As was noted above, the Harriers were among the very first users of the track.   There were only four lanes but the surface was good the huge half-mile perimeter with almost limitless space for jogging, warming up, and good grass track available for sprint drills and strength training using the outside gym made it a superb first-class facility.    There were two cricket teams in Clydebank – Singer’s factory had a good team and there was a Clydebank Cricket Club as well.    Although Singer’s had a training wicket at Radnor Park, they could use the new one for matches, and the Clydebank team played in a Glasgow League and in the annual Rowan Cup competitions.   The athletics fraternity could now hold inter-club matches and even in the late 50’s there were matches against Springburn Harriers and other local clubs, and also in the 50’s Dunbartonshire County Championships were held there.   When Ian Logie took up pole vaulting in the early 60’s, the local authority agreed to have a pole vault box installed for the jumpers and Ian had the soft rubber materials for the landing delivered and available for training.   He even invited Scottish and British internationalist David Stevenson along for a training session at the venue.   The club invited the first Scottish National Coach, Tony Chapman, along and he came and took a session, spoke to some of the senior club members and it was a profitable session all round.    

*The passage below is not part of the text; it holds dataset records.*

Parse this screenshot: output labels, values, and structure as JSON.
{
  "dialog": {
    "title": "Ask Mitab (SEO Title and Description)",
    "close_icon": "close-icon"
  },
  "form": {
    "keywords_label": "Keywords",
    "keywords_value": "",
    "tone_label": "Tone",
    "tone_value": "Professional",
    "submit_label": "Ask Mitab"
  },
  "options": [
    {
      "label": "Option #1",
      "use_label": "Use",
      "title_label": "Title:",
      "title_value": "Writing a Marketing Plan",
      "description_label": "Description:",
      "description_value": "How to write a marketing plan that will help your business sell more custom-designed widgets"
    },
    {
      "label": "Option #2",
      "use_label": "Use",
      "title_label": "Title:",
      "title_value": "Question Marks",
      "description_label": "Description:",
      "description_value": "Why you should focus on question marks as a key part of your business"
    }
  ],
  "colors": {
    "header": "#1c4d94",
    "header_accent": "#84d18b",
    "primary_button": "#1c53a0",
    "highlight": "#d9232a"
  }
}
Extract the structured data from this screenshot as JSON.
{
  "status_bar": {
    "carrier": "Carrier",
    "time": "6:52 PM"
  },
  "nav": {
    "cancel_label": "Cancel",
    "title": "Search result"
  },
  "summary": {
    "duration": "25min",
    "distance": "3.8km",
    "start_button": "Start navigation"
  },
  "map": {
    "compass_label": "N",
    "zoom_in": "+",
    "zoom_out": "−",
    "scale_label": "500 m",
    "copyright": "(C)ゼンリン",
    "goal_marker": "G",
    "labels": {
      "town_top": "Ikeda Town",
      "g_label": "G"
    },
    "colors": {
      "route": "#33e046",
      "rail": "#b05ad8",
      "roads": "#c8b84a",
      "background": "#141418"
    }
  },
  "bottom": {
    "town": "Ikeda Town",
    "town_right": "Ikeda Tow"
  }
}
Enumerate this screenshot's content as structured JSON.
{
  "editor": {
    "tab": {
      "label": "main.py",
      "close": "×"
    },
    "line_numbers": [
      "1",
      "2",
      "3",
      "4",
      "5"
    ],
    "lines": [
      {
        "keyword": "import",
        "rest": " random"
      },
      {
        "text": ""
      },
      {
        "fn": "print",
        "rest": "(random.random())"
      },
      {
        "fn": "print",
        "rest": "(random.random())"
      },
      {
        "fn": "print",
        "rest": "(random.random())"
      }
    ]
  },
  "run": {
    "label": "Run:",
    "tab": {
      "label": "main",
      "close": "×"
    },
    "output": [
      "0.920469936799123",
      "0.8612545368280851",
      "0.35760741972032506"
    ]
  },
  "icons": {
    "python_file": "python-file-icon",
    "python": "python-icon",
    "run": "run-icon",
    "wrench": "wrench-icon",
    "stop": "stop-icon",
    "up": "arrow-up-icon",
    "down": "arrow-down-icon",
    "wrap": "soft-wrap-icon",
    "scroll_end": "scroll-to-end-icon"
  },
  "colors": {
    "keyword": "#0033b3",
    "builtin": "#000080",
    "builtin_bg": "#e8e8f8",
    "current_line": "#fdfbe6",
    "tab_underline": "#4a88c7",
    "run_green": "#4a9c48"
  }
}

The pavilion was a superb addition to the facilities available – generally the men used the downstairs dressing rooms, the women used those on the first floor.   Equipment for high jumping, shot, discus and javelin were kept in the store room below the main first floor with the entry round the side for ease of access.   There were four wash hand basins on each floor and a similar number of showers.   In addition to the dressing rooms, there were rooms for referees and other officials and for the administrators for any matches held there.    The perimeter was almost exactly a half mile which made it useful for training for cross-country running.   There was also a steep-ish hill behind the changing room which was also used for training purposes (and its top there was Peggy Barr’s wee shop where lemonade, fruit juice, sweets, cakes, buns and biscuits could be purchased!)

Although the club moved its headquarters for winter to the Bruce Street Baths, runners could train from Mountblow on Saturdays or Sundays on payment of a very small fee.    The whole Recreation was well looked after – in the 1950’s and 60’s there were two employees there full time, Ben and Charlie, with Ben the top man.   The grass was kept short and in good condition, the fabric of the building was looked after and any club equipment in the store room was safe.

It was also quite close to the Municipal Golf Course – less than half a mile distant along Cedar Road – where the endurance athletes could run longer laps, do hill sessions, run on varying gradients and generally have good hard work outs.   

So what happened to Mountblow Recreation Ground?   We can have a look at its beginnings first.

Jackie Higginson, Frank McKay and Jimmy Young of Clydesdale Harriers training at Mountblow.